Aside from the miracle comeback of the England team which beat Fiji for the Rugby Sevens championship, here are other things worth remembering about this year's annual three-day frenzy.
This year, Lai See had the luxury of box-hopping, picking our favourites for awards.
For the best-designed VIP box, we chose Sun Hung Kai Properties, which dressed up its 300-square-foot space to look like a show flat at its Arch project in West Kowloon, complete with all the amenities, including a sparkling toilet - exclusively for those who are flush with cash.
Other attention-grabbing gimmicks that deserve honourable mention are CLSA's hot cheerleading team, Morgan Stanley's Superman's ring, Citigroup's Zorro outfit, ABN Amro's yellow Chinese Communist caps, and Deutsche Bank's mermaids in blue wigs.
The worst VIP box design award goes to JP Morgan, which turned its space into a veritable hospital emergency room, offering lab coats to clients and nursing them with beer in beakers, some of which mysteriously ended up in the men's washroom. We spared JP Morgan the question of whether it was into recycling.
Special thanks to ABN Amro, as its public relations team gave us the best hospitality - and smiles - we could have received as downtrodden journalists mingling with bankers.
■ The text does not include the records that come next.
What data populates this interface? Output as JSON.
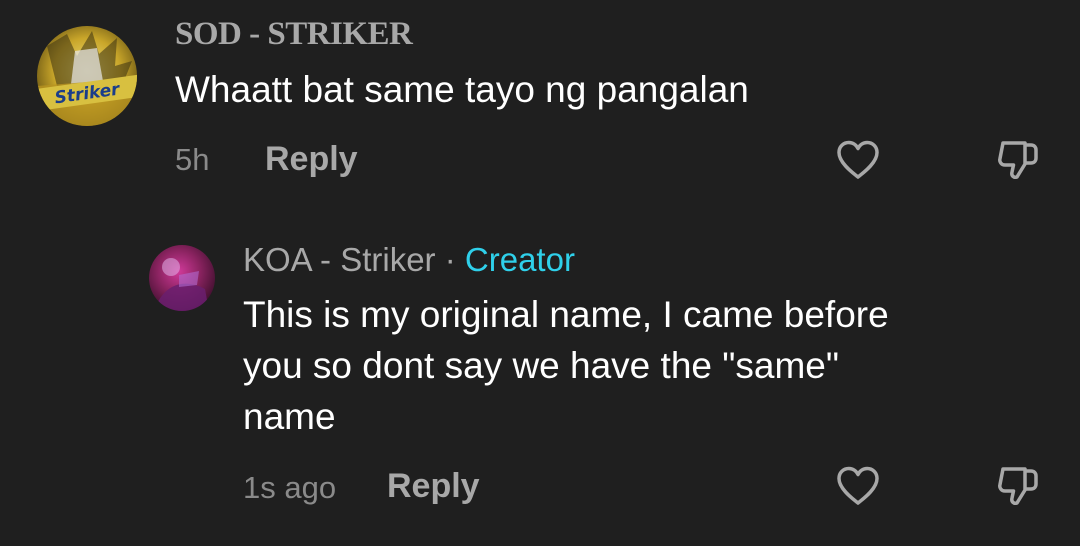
{
  "comments": [
    {
      "username": "SOD - STRIKER",
      "avatar_text": "Striker",
      "text": "Whaatt bat same tayo ng pangalan",
      "time": "5h",
      "reply_label": "Reply"
    }
  ],
  "replies": [
    {
      "username": "KOA - Striker",
      "separator": "·",
      "badge": "Creator",
      "text_lines": [
        "This is my original name, I came before",
        "you so dont say we have the \"same\"",
        "name"
      ],
      "time": "1s ago",
      "reply_label": "Reply"
    }
  ],
  "colors": {
    "background": "#1f1f1f",
    "username": "#a8a8a8",
    "creator_badge": "#2fd0ea",
    "body_text": "#ffffff",
    "meta": "#8a8a8a"
  },
  "icons": [
    "heart-icon",
    "dislike-icon"
  ]
}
Also, hats off to Cathay Pacific's professionalism - they asked Lai See for a passport (with nary a smile) and, as we failed to show the proper papers, denied us entry.
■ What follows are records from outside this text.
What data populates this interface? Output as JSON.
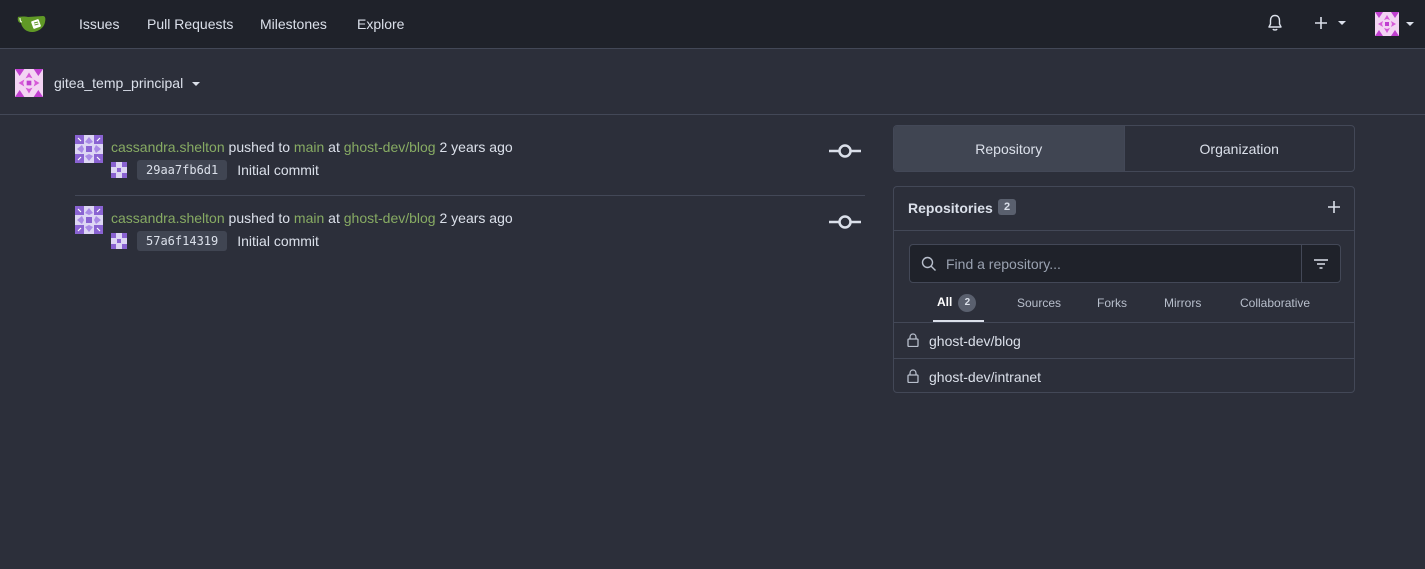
{
  "colors": {
    "link_green": "#87ab63",
    "navbar_bg": "#1f222a",
    "page_bg": "#2c2f3a"
  },
  "nav": {
    "logo_icon": "gitea-logo-icon",
    "items": [
      "Issues",
      "Pull Requests",
      "Milestones",
      "Explore"
    ],
    "right_icons": [
      "bell-icon",
      "plus-icon",
      "avatar"
    ]
  },
  "context": {
    "user": "gitea_temp_principal"
  },
  "feed": [
    {
      "user": "cassandra.shelton",
      "action": "pushed to",
      "branch": "main",
      "at": "at",
      "repo": "ghost-dev/blog",
      "time": "2 years ago",
      "sha": "29aa7fb6d1",
      "message": "Initial commit"
    },
    {
      "user": "cassandra.shelton",
      "action": "pushed to",
      "branch": "main",
      "at": "at",
      "repo": "ghost-dev/blog",
      "time": "2 years ago",
      "sha": "57a6f14319",
      "message": "Initial commit"
    }
  ],
  "tabs": {
    "repository": "Repository",
    "organization": "Organization"
  },
  "repos": {
    "title": "Repositories",
    "count": "2",
    "search_placeholder": "Find a repository...",
    "subtabs": {
      "all": "All",
      "all_count": "2",
      "sources": "Sources",
      "forks": "Forks",
      "mirrors": "Mirrors",
      "collaborative": "Collaborative"
    },
    "list": [
      "ghost-dev/blog",
      "ghost-dev/intranet"
    ]
  }
}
For details, please check our vidcast at podcasting.scmp.com, tomorrow.
merrill on a winner long ago
Among the investment banks at the Sevens, Merrill Lynch is probably the most affiliated with the champion England team. Lai See has scanned the firm's photo album of England captain Simon Amor with several executives, including Asian equity head Paul Masi and equity-derivatives team leader Serina Wong. It turns out that Angus Innes, who works in Japanese equity sales in London, played rugby with Simon in their university days.
best longest answer: Chen Tonghai
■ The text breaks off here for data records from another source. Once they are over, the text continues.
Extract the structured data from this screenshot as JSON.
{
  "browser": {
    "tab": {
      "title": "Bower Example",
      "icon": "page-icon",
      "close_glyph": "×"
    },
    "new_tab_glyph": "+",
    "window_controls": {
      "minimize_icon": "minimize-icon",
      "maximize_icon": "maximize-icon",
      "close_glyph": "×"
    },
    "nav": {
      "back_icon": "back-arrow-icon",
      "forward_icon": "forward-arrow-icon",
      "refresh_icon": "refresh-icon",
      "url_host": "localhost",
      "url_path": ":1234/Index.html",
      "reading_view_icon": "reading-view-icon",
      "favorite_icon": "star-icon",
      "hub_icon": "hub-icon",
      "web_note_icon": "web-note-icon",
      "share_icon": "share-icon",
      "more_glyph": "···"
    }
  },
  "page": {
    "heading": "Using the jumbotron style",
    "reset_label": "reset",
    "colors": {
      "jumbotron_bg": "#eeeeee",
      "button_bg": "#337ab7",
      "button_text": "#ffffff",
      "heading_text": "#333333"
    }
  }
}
This will probably go into Lai See's corporate book-keeping files as the longest single answer ever given at a results press conference.
Quizzed about the implications of China's new windfall tax on oil and gas, Sinopec chairman Chen Tonghai gave a 45-minute mini-lecture, including lessons on history, the discrepancies between domestic and international oil prices, and recent changes made by the Ministry of Finance and the State Administration of Taxation.
Reporters were highly impressed with Mr Chen's clarity of delivery.
All the more impressive that the crisp lecture on national policy was given not by a government official but by a corporate suit. Still, given his scholarly approach, Mr Chen was only able to answer two questions.
China takes the lead over BOC
The empire strikes back. While news of Bank of China's upcoming initial public offering had been all over international media, we are pleased to see the China Securities Journal finally taking the lead.
Yesterday, the mainland's reputable news source ran a story revealing details of the roadshow and scheduled May listing, the sponsors, financial advisers and recipient banks. Of course, the deal size was omitted, as it would have violated Hong Kong's listing rules. Expect more breaking stories from our comrades.
what's in a name? ask china mobile
It doesn't need a name change to impress its shareholders and boost its stock price, but China Mobile (Hong Kong) has proposed a rechristening to just plain China Mobile next month to better reflect its businesses in 31 mainland provinces and in Hong Kong.
To recap, China Mobile was listed in 1997 as China Telecom (Hong Kong) and then China Mobile (Hong Kong) in 2000. The counter closed yesterday at $42.05 - a five-year high for a champion horse with a new name.